* **Element data from apps and pages**
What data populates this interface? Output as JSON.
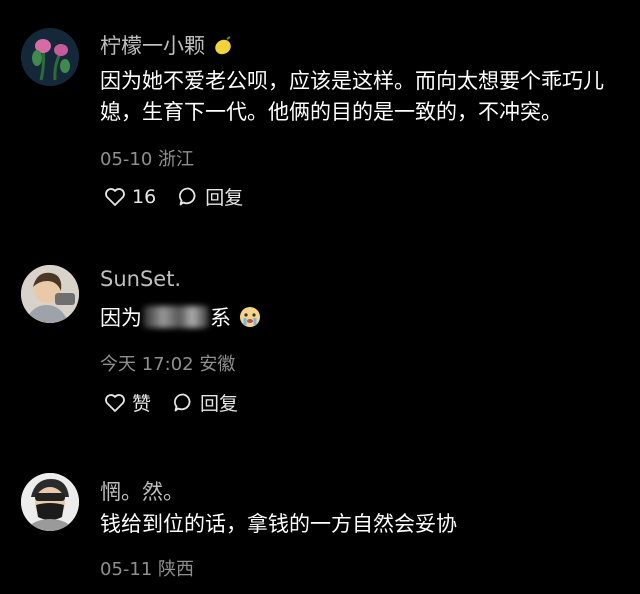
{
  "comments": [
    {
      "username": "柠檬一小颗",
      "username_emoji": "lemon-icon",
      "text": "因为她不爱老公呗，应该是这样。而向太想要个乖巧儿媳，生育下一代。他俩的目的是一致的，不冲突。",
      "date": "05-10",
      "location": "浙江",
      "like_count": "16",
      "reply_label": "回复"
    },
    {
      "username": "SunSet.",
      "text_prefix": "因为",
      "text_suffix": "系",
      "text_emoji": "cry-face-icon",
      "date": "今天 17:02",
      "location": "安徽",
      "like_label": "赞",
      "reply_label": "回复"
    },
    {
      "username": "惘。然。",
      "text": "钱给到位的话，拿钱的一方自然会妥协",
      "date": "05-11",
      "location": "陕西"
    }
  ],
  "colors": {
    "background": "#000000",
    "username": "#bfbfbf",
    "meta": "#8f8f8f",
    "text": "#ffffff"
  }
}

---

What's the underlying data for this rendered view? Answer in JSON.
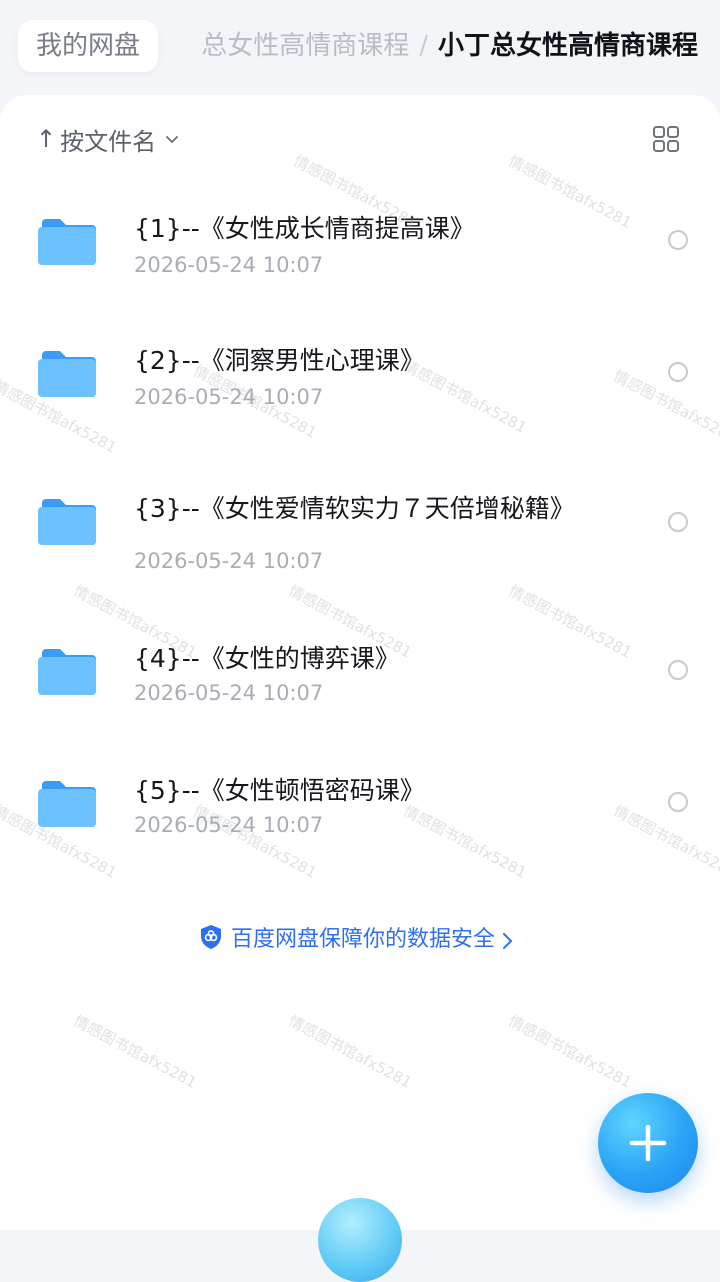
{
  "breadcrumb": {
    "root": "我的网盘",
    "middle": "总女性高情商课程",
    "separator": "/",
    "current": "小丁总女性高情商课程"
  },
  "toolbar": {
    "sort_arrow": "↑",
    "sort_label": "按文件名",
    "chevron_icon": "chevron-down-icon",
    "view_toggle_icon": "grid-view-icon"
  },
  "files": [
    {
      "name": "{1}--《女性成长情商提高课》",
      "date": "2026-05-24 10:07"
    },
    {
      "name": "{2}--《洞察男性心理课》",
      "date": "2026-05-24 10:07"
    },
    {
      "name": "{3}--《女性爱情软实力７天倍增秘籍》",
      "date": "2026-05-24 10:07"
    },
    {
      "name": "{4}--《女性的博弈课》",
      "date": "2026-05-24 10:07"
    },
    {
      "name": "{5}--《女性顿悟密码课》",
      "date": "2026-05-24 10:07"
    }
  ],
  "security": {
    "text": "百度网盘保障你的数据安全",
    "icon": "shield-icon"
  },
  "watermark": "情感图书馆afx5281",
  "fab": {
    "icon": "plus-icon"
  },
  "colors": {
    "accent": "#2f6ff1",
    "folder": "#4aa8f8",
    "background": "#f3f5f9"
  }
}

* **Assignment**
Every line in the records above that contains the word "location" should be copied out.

* **Solution to this problem**
      "location": "浙江",
      "location": "安徽",
      "location": "陕西"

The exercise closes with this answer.